The introductions were cautious but civil, with Thybalt, Robbin and Lythvard curious as to why a half-elf representative of the Priestess’s Church would be travelling with a nomadic orc horde. Thomas explained that Sarfu has several such people travelling with him as guests. The orcs are trying to learn as much as they can about the civilized world. The Orc Lord dreams of bringing education to his people, to raise them out of the despotic miasma his brethren have wallowed in for centuries, to establish an orc civilization in the north. So Sarfu invited Thomas to travel with him, and Thomas spends his days teaching orcs about the Church and the Gods of Light.
Several hours later, after the flames had mostly been extinguished, most of Crozier’s homes burnt to the ground, and the Crozier roads a quagmire of ash-infused mud, Sarfu called a town meeting in the square in front of the Whispering Willow. The Crozier survivors gathered around a raised wooden dais, from which Sarfu addressed the crowd.
“We have captured the traitor who gave the order to attack your town.”

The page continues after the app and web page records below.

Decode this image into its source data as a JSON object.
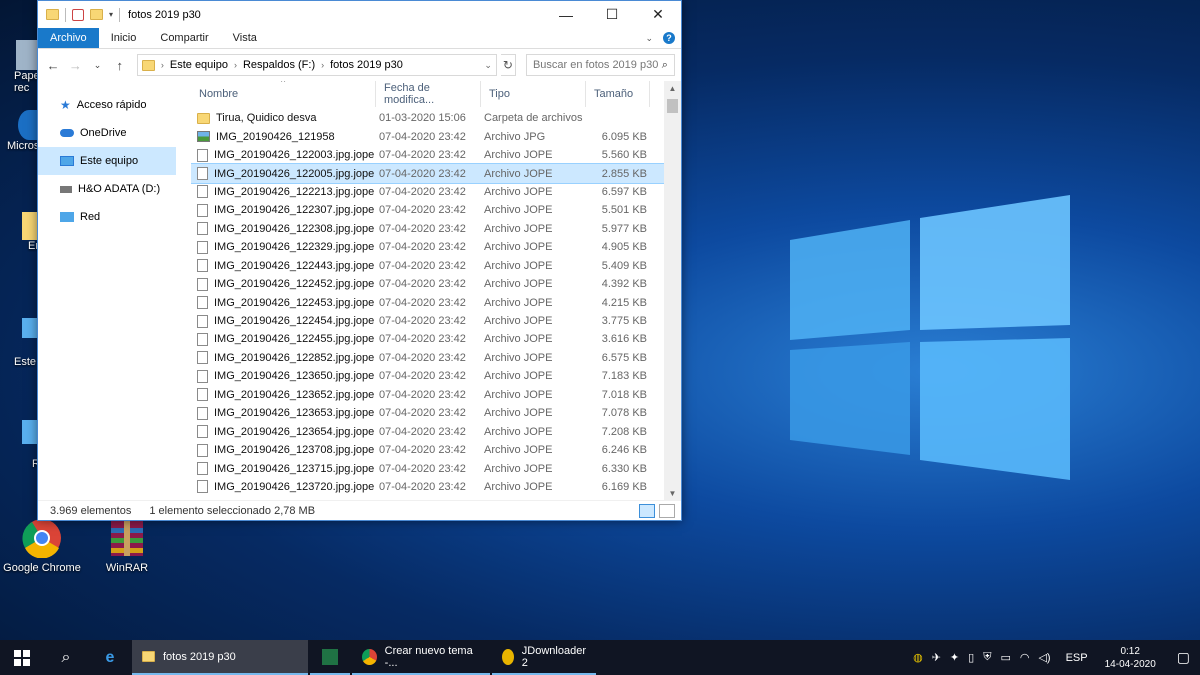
{
  "desktop": {
    "icons": [
      {
        "label": "Pape\nrec",
        "icon": "recycle-bin-icon"
      },
      {
        "label": "Micros",
        "icon": "edge-icon"
      },
      {
        "label": "En",
        "icon": "folder-icon"
      },
      {
        "label": "Este",
        "icon": "this-pc-icon"
      },
      {
        "label": "R",
        "icon": "network-icon"
      },
      {
        "label": "Google Chrome",
        "icon": "chrome-icon"
      },
      {
        "label": "WinRAR",
        "icon": "winrar-icon"
      }
    ]
  },
  "window": {
    "title": "fotos 2019 p30",
    "ribbon_tabs": [
      "Archivo",
      "Inicio",
      "Compartir",
      "Vista"
    ],
    "breadcrumb": [
      "Este equipo",
      "Respaldos (F:)",
      "fotos 2019 p30"
    ],
    "search_placeholder": "Buscar en fotos 2019 p30",
    "nav_pane": [
      {
        "label": "Acceso rápido",
        "icon": "star-icon"
      },
      {
        "label": "OneDrive",
        "icon": "cloud-icon"
      },
      {
        "label": "Este equipo",
        "icon": "computer-icon",
        "selected": true
      },
      {
        "label": "H&O ADATA (D:)",
        "icon": "drive-icon"
      },
      {
        "label": "Red",
        "icon": "network-icon"
      }
    ],
    "columns": [
      "Nombre",
      "Fecha de modifica...",
      "Tipo",
      "Tamaño"
    ],
    "files": [
      {
        "name": "Tirua, Quidico desva",
        "date": "01-03-2020 15:06",
        "type": "Carpeta de archivos",
        "size": "",
        "kind": "folder"
      },
      {
        "name": "IMG_20190426_121958",
        "date": "07-04-2020 23:42",
        "type": "Archivo JPG",
        "size": "6.095 KB",
        "kind": "jpg"
      },
      {
        "name": "IMG_20190426_122003.jpg.jope",
        "date": "07-04-2020 23:42",
        "type": "Archivo JOPE",
        "size": "5.560 KB",
        "kind": "file"
      },
      {
        "name": "IMG_20190426_122005.jpg.jope",
        "date": "07-04-2020 23:42",
        "type": "Archivo JOPE",
        "size": "2.855 KB",
        "kind": "file",
        "selected": true
      },
      {
        "name": "IMG_20190426_122213.jpg.jope",
        "date": "07-04-2020 23:42",
        "type": "Archivo JOPE",
        "size": "6.597 KB",
        "kind": "file"
      },
      {
        "name": "IMG_20190426_122307.jpg.jope",
        "date": "07-04-2020 23:42",
        "type": "Archivo JOPE",
        "size": "5.501 KB",
        "kind": "file"
      },
      {
        "name": "IMG_20190426_122308.jpg.jope",
        "date": "07-04-2020 23:42",
        "type": "Archivo JOPE",
        "size": "5.977 KB",
        "kind": "file"
      },
      {
        "name": "IMG_20190426_122329.jpg.jope",
        "date": "07-04-2020 23:42",
        "type": "Archivo JOPE",
        "size": "4.905 KB",
        "kind": "file"
      },
      {
        "name": "IMG_20190426_122443.jpg.jope",
        "date": "07-04-2020 23:42",
        "type": "Archivo JOPE",
        "size": "5.409 KB",
        "kind": "file"
      },
      {
        "name": "IMG_20190426_122452.jpg.jope",
        "date": "07-04-2020 23:42",
        "type": "Archivo JOPE",
        "size": "4.392 KB",
        "kind": "file"
      },
      {
        "name": "IMG_20190426_122453.jpg.jope",
        "date": "07-04-2020 23:42",
        "type": "Archivo JOPE",
        "size": "4.215 KB",
        "kind": "file"
      },
      {
        "name": "IMG_20190426_122454.jpg.jope",
        "date": "07-04-2020 23:42",
        "type": "Archivo JOPE",
        "size": "3.775 KB",
        "kind": "file"
      },
      {
        "name": "IMG_20190426_122455.jpg.jope",
        "date": "07-04-2020 23:42",
        "type": "Archivo JOPE",
        "size": "3.616 KB",
        "kind": "file"
      },
      {
        "name": "IMG_20190426_122852.jpg.jope",
        "date": "07-04-2020 23:42",
        "type": "Archivo JOPE",
        "size": "6.575 KB",
        "kind": "file"
      },
      {
        "name": "IMG_20190426_123650.jpg.jope",
        "date": "07-04-2020 23:42",
        "type": "Archivo JOPE",
        "size": "7.183 KB",
        "kind": "file"
      },
      {
        "name": "IMG_20190426_123652.jpg.jope",
        "date": "07-04-2020 23:42",
        "type": "Archivo JOPE",
        "size": "7.018 KB",
        "kind": "file"
      },
      {
        "name": "IMG_20190426_123653.jpg.jope",
        "date": "07-04-2020 23:42",
        "type": "Archivo JOPE",
        "size": "7.078 KB",
        "kind": "file"
      },
      {
        "name": "IMG_20190426_123654.jpg.jope",
        "date": "07-04-2020 23:42",
        "type": "Archivo JOPE",
        "size": "7.208 KB",
        "kind": "file"
      },
      {
        "name": "IMG_20190426_123708.jpg.jope",
        "date": "07-04-2020 23:42",
        "type": "Archivo JOPE",
        "size": "6.246 KB",
        "kind": "file"
      },
      {
        "name": "IMG_20190426_123715.jpg.jope",
        "date": "07-04-2020 23:42",
        "type": "Archivo JOPE",
        "size": "6.330 KB",
        "kind": "file"
      },
      {
        "name": "IMG_20190426_123720.jpg.jope",
        "date": "07-04-2020 23:42",
        "type": "Archivo JOPE",
        "size": "6.169 KB",
        "kind": "file"
      }
    ],
    "status": {
      "count": "3.969 elementos",
      "selection": "1 elemento seleccionado  2,78 MB"
    }
  },
  "taskbar": {
    "apps": [
      {
        "label": "fotos 2019 p30",
        "icon": "folder-icon",
        "active": true
      },
      {
        "label": "",
        "icon": "excel-icon"
      },
      {
        "label": "Crear nuevo tema -...",
        "icon": "chrome-icon"
      },
      {
        "label": "JDownloader 2",
        "icon": "jdownloader-icon"
      }
    ],
    "lang": "ESP",
    "time": "0:12",
    "date": "14-04-2020"
  },
  "colors": {
    "accent": "#1979ca",
    "selection": "#cce8ff",
    "taskbar": "#101523"
  }
}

The crowd parted as a badly beaten orc was dragged through the mud to the dais.
“His name is Yamarz, but that name shall soon be removed from our collective orc memory.” Sarfu said with Yamarz on his knees on the dais, head bowed with his long top-knot half concealing his face.
“Yamarz,” Sarfu said as he pulled Yamarz’ top-knot, snapping the kneeling orc’s head back, allowing the crowd a good look at Yamarz’ face. “Tell them why you brutally attacked them!”
“My Commander, I did it for your honor!” Yamarz yelled proudly, one tusk wobbling loose in his jaw, suggesting the intensity of the beating he had received. “The deceitful dwarf rangers stole your Horde Baton. My Cohort skillfully herded them here, where I could strike them all at once, and return the Baton to you, where it rightfully belongs.”
Murmurs ran through the crowd. None could deny the accusations because all the dwarf rangers had been killed in the defence of Crozier.
“Is this true?!” Sarfu roared in anger. His question was met with a stunned silence from the crowd.
His voice returning to usual low rumble, he continued his public interrogation. “How do you know the dwarves took the Baton?”
“Yara, the elven shaman, told me she saw it in a vision.” There was a short pause before Yamarz added “Her visions have never been wrong before.”
Sarfu released his grip on Yamarz, allowing the orc to slump down again.
“So it appears,” Sarfu said as his eyes ran across the crowd, trying to make eye contact with as many people as possible, “that the dwarves also had their part to play in this tragedy that has befallen Crozier.”
“Nevertheless, this orc is a traitor, and a threat to peace in the north.” He breathed in some extra air to increase the volume of his voice for his next proclamation: “The this show you how seriously the Orc Lord takes peace!”
With that, his sword arm came down, removing Yamarz’ head from his body in a fluid motion. Yamarz’ head plopped into the grey-brown mud while Yamarz’ kneeling body teetered on the dais for a moment before another orc gave it a shove with his foot, sending the body to join its head in the mud.
“Where is my Baton?” Sarfu asked the crowd.
“Return it to me know!”
The onlookers from Crozier and Tameron exchanged a few confused and nervous glances with each other, but none dared speak.
“Very well.” Sarfu said with a sigh as he began cleaning the blood off his blade with a rag. “I told you I would not harm you and I still stand behind that promise.”
“But.” His word was punctuated by the sound of his sword snapping back into its scabbard. “None shall leave this town. None shall enter this town. Until my Baton is returned to me.”
The massive orc stepped off the wooden dais and stalked off angrily through the mud. Suddenly, the pouch that Lythvard was carrying, the one with the Horde Baton in it, began to feel very heavy indeed.